Several mainstream media “fact checkers” piled on to GOP presidential candidate Herman Cain after the latter reaffirmed his statements condemning Planned Parenthood’s eugenic roots. They downplayed founder Margaret Sanger’s eugenicist philosophy and accused Cain of a “pants on fire” lie.
In what became one of the highest-profile attacks on the group’s eugenic history in recent memory, Cain, who now leads the pack of GOP candidates in several polls, stood by his comments calling the birth control and abortion giant “Planned Genocide” for targeting the black community.
“When Margaret Sanger – check my history – started Planned Parenthood, the objective was to put these centers in primarily black communities so they could help kill black babies before they came into the world,” Cain said during a talk in Washington, D.C., at the Heritage Foundation this Spring. More recently, Cain clarified on CBS’s “Face the Nation” Oct 30 that, “[in]Margaret Sanger’s own words, she didn’t use the word “genocide,” but she did talk about preventing the increasing number of poor blacks in this country by preventing black babies from being born.” (See incredible interview of Sanger by Mike Wallace on 1957 60 minutes program – link at bottom of article)

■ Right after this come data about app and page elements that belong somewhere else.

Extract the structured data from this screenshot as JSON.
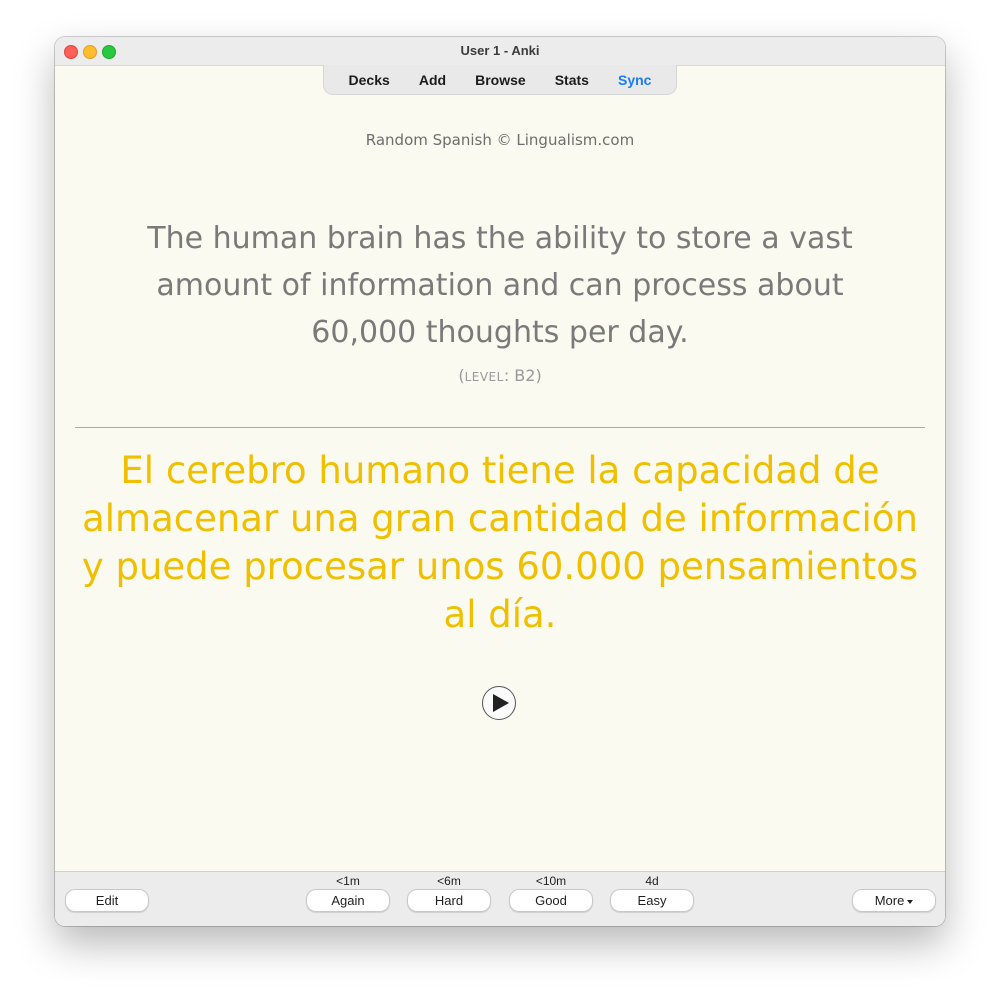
{
  "window": {
    "title": "User 1 - Anki"
  },
  "toolbar": {
    "decks": "Decks",
    "add": "Add",
    "browse": "Browse",
    "stats": "Stats",
    "sync": "Sync"
  },
  "card": {
    "credit": "Random Spanish © Lingualism.com",
    "question": "The human brain has the ability to store a vast amount of information and can process about 60,000 thoughts per day.",
    "level_prefix": "(",
    "level_label": "LEVEL",
    "level_value": ": B2)",
    "answer": "El cerebro humano tiene la capacidad de almacenar una gran cantidad de información y puede procesar unos 60.000 pensamientos al día."
  },
  "bottom": {
    "edit": "Edit",
    "more": "More",
    "answers": [
      {
        "interval": "<1m",
        "label": "Again"
      },
      {
        "interval": "<6m",
        "label": "Hard"
      },
      {
        "interval": "<10m",
        "label": "Good"
      },
      {
        "interval": "4d",
        "label": "Easy"
      }
    ]
  },
  "icons": {
    "play": "play-icon",
    "more_caret": "chevron-down-icon"
  },
  "colors": {
    "answer_text": "#f0bf00",
    "sync_link": "#1a7cf2",
    "card_background": "#fafaf0"
  }
}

Because Sanger herself opposed abortion as a form of birth control, the assertion that her early organization promoted abortions in African-American communities is incorrect. However, the Planned Parenthood matriarch was a prominent eugenicist, a philosophy hinging upon the belief that inferior bloodlines – such as those belonging to blacks or indigent communities – must be cleansed from humanity to create a superior race. It was according to the goal of population cleansing – one shared by contemporary Adolf Hitler – that Sanger overtly advocated birth control, including the “Negro project,” which concentrated birth control availability in African-American communities. (Click here for more information on the racist history of population control.)

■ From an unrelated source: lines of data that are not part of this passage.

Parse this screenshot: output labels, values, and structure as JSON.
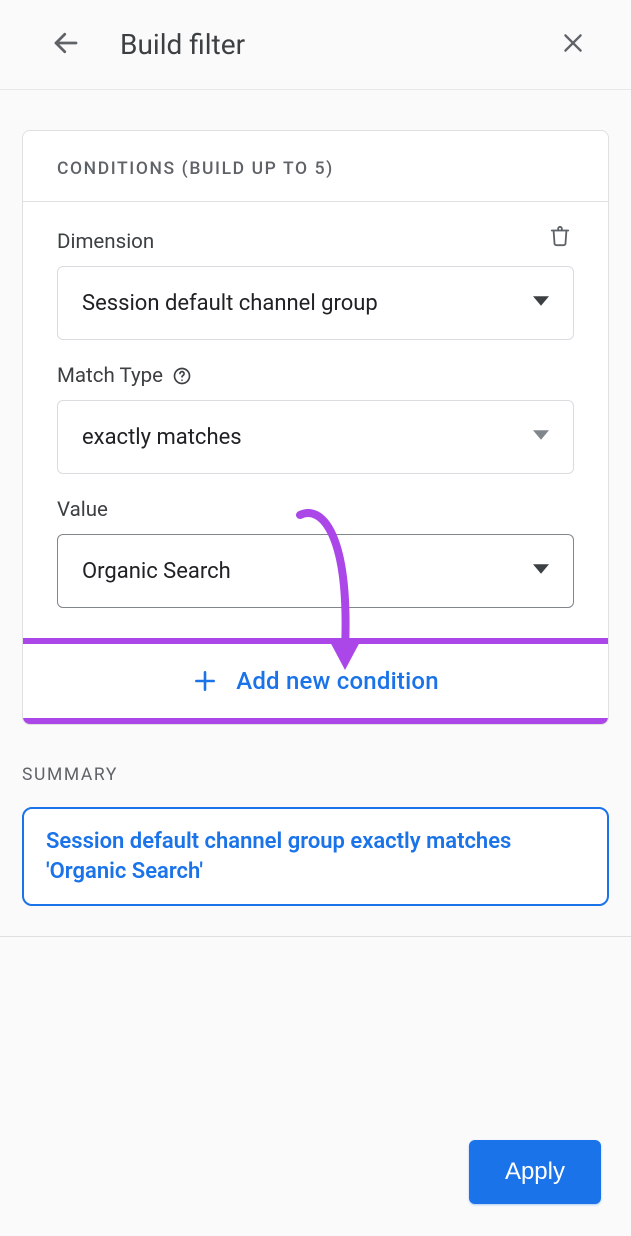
{
  "colors": {
    "accent": "#1a73e8",
    "annotation": "#ab47e8"
  },
  "header": {
    "title": "Build filter"
  },
  "conditions_section": {
    "title": "Conditions (build up to 5)",
    "max": 5,
    "items": [
      {
        "dimension_label": "Dimension",
        "dimension_value": "Session default channel group",
        "match_type_label": "Match Type",
        "match_type_value": "exactly matches",
        "value_label": "Value",
        "value_value": "Organic Search"
      }
    ],
    "add_new_label": "Add new condition"
  },
  "summary": {
    "label": "Summary",
    "text": "Session default channel group exactly matches 'Organic Search'"
  },
  "footer": {
    "apply_label": "Apply"
  },
  "icons": {
    "back": "arrow-left",
    "close": "x",
    "delete": "trash",
    "help": "help-circle",
    "caret": "triangle-down",
    "plus": "plus"
  }
}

In criticizing Cain’s comments, the Washington Post “Fact Checker” Glenn Kessler correctly notes that Sanger’s famous comment about “exterminating” the black population is often taken out of context. However, he goes on to note that Sanger advocated birth control to produce a race of “thoroughbreds” – while excusing her role in the movement by noting that eugenics “enjoyed wide acceptance in the early 20th century” by other leaders and was “less controversial” at the time.

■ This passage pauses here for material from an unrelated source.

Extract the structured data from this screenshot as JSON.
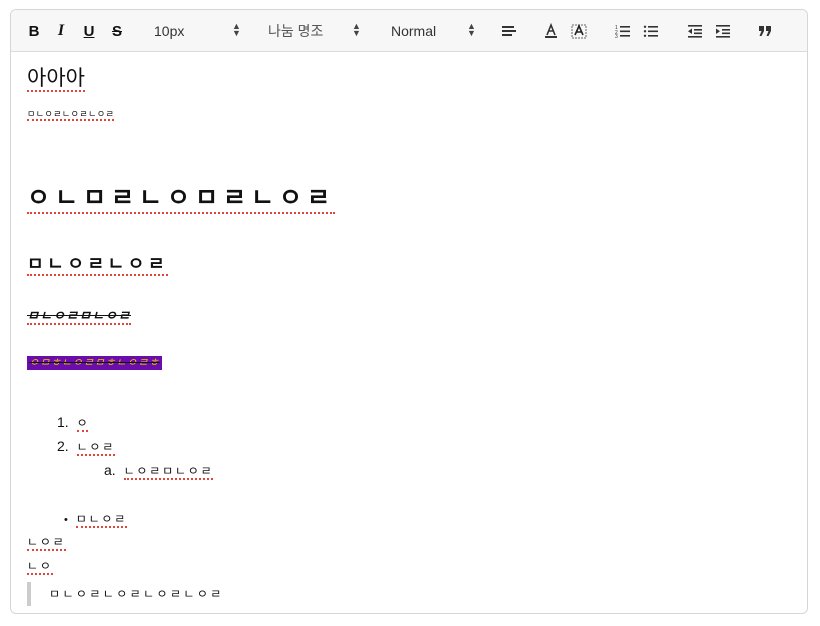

Another fact checker, Lori Robertson of FactCheck.org, claimed to have found “no support” for the notion that Sanger “wanted to prevent ‘black babies from being born’” or “tried to reduce the black population.” Lower on the same page, Robertson notes that Sanger was “tied” to the eugenics movement with a goal “to assist the race toward the elimination of the unfit.”
A Politifact article similarly conceded that “Sanger welcomed some of the [eugenics]movement’s more notorious leaders onto the board of a predecessor to Planned Parenthood,” but held there was “no evidence” that Sanger considered blacks genetically inferior, and dismissed the “Negro project” to bring birth control to blacks as “a public health project.”
Today, Planned Parenthood concedes that “Margaret Sanger made statements some 80 years ago that were wrong then and are wrong now,” but claims no longer to follow a racist agenda. The Alan Guttmacher Institute, a former research arm of Planned Parenthood with major financial ties to the group, claimed in a recent report to debunk the claim that abortion clinics are concentrated in black communities, claiming only 9 percent are located in minority areas.
But critics of Planned Parenthood have pointed out that the Guttmacher report arbitrarily excluded abortion clinics that committed fewer than 400 abortions per year: numbers that, when included, show a different story. A survey based on Census data published by Life Dynamics president Mark Crutcher in September found a majority of Planned Parenthood clinics located in disproportionately minority neighborhoods. In addition, Crutcher noted that of the 116 ZIP codes found to have more than one population control facility, 84 were disproportionately black and/or Hispanic.
Michael New, a political scientist and assistant professor at the University of Michigan-Dearborn, said that excluding the smaller abortion clinics was a simple way to cover up a trend. “If you draw the circle somewhat narrowly, sometimes it looks as if it’s not a high minority area. If you draw that circle a little more broadly you do find a concentration of minorities,” New told LifeSiteNews.com.
See incredible interview with Sanger by Mike Wallace on 1957 60 Minutes program (link to video is at the bottom).